A lot can be said about gardens, including how they influence people, giving us an extension to our living space and providing tranquil views. When it comes to the Feng Shui guidelines for gardens, common sense prevails in such principles as:
- Have a healthy garden, with nothing perpetually dying or looking neglected.
- Have a lush garden if that pleases you, but not so overgrown that any part of the garden will make a room in your home dark because the overgrowth blocks natural sunlight.
- Use landscaping techniques to block any neighboring bad views if you can.
Misconceptions about Feng Shui Garden
Aside from these common sense principles, there are a lot of misconceptions about what constitutes a “feng shui”- correct garden.
- You are not obligated to have certain colored plants or flowers in certain directions. This piece of misguided information comes from the BTB School, where the imaginary Ba’ Gua Map is used unnecessarily as a template for outside spaces.
- You are not obligated to have a round pool, although in the most subtle way, we can say that a round or oval shaped pool could be superior to a rectangular pool if one corner of the pool is pointing toward the house (a minor poison arrow effect).
- You are not obligated to have curvy walking paths in your yard or garden, although they are very nice and conducive to meditative walks. Only if you have a walkway that is extremely long (think Taj Mahal) would it be better to have a curvy path leading up to the house, as opposed to a straight walkway.
- Cactus plants have no evil agenda to hurt you, so if you like the drought tolerant desert landscape with some cacti, go for it.
Of all the plants to consider, there are only two plants that I know which can attract ghosts: the banana tree plant and the pencil cactus. The pencil cactus is a very colorful plant, but be forewarned that it has a milky pink-white fluid inside, which can seriously burn your skin if it oozes out on you.
Basic Feng Shui Principles of Water Fountains
Over the last thirty years of consulting, I have come to find out that some people don’t like water features! Usually, this is in response to the suggestion for indoor water fountains or aquariums.
Indoor water features are a whole other topic, but for the outside, most people enjoy them until some maintenance is involved. Outdoor fountains do attract birds and other critters, so measures have to be taken to keep the attraction down to a minimum.
Outdoor fountains need to be cleaned periodically and you want one that holds enough water so that it is not constantly running dry from evaporation.
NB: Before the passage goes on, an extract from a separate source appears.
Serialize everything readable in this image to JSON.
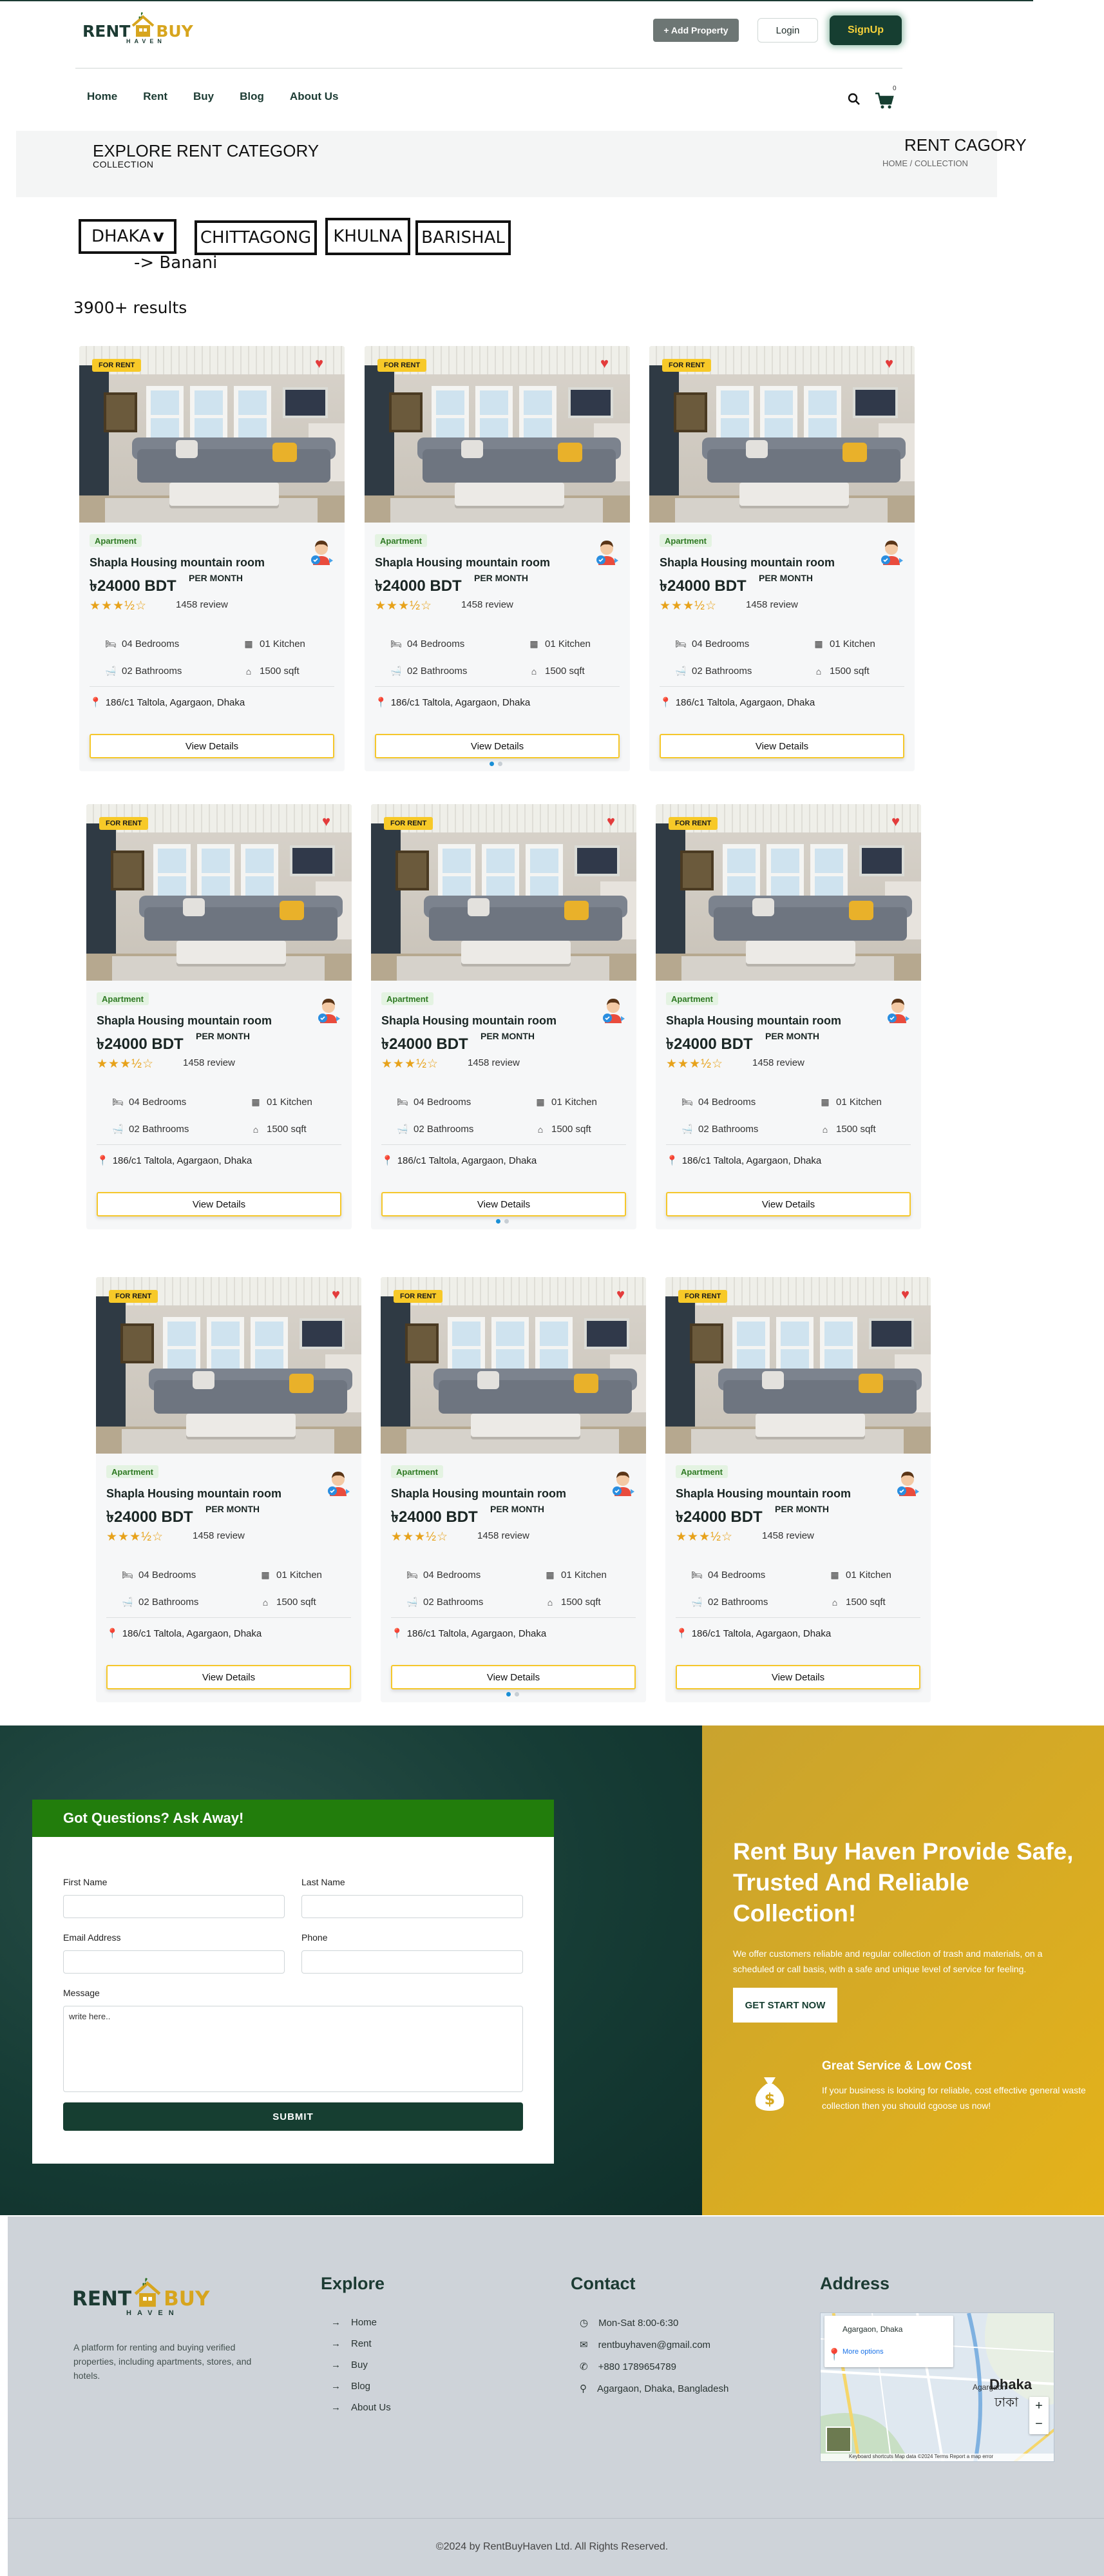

Most fountains fulfill their feng shui purpose, no matter what the style or material they are made of, if they hold a good amount of water. Even though there has been a formula circulating for how much water is needed based on square footage of the house, there really is no exact prescription for volume of water.
Since everything effects everything else, we could admit that the shape of the fountain, the volume of water, the direction of water flow and the speed of the water flow can all make a difference.
With common sense again prevailing, we can say that:
- The more water, usually the better.
- Water in a fountain should move from a higher level to a lower level basin, or at least water should flow towards a house instead of away from it.
- Water should move at a medium pace, not too fast and not too slow. This also influences the sound of the water and we always want the trickling sound of water to be easy on the ear and not sound harsh.
The Location of Outdoor Water Features
One might assume that with “shui” meaning water, that the placement of water anywhere in a garden can be a good thing. This is not true. In any given Period, there are good and bad locations for outside water.
From 2004-2024, Period 8, the best location for outside water is to the southwest. Directions, in this regard, are relative to the center of a house and with the use of an actual compass. From 2024-2044, Period 9, the very best location for outside water will be to the north. And I do mean “north” and not northeast or northwest. Use of a compass is essential.
We have 20 year Eras, or Periods, where we can rely on water being in good or bad directional zones. And yes, your neighbor’s pool or fountain could be influencing you in a positive or negative way.
We also have “house types” for homes, which have not yet surpassed their original Construction Period. Of the Four Major House Types, two of them benefit from having water in the back and two of those four house types benefit from having water in the front. To do the opposite can undermine the house type. The correct placement of water can enhance financial luck for the occupants. The incorrect placement of water can do the opposite.
What about Balcony Gardens?
For those living in apartments or condos, you may wonder if there is any benefit at all to Feng Shui principles applied to a small balcony, covered porch or patio. The short answer is yes. Each residence is unique and there could be good reasons to have plants and/or a water fountain just outside on your balcony or patio and within view from the inside. You can easily combinate Unilock pavers with your outdoor plants and decorations. Houses go through periodic Locked Phases, and being able to see or hear circulating water, even if on a balcony, could help release pent up or stagnant energy caused by the Locked Phase.
Kartar Diamond of Feng Shui Solutions® has a full-scale consultancy, including assistance with property searches, design phase and existing homes and businesses. She is the author of three books, 6 ebooks, 36 Cast Study Lessons and more to come. See the books she’s authored or browse through her online Traditional Feng Shui school.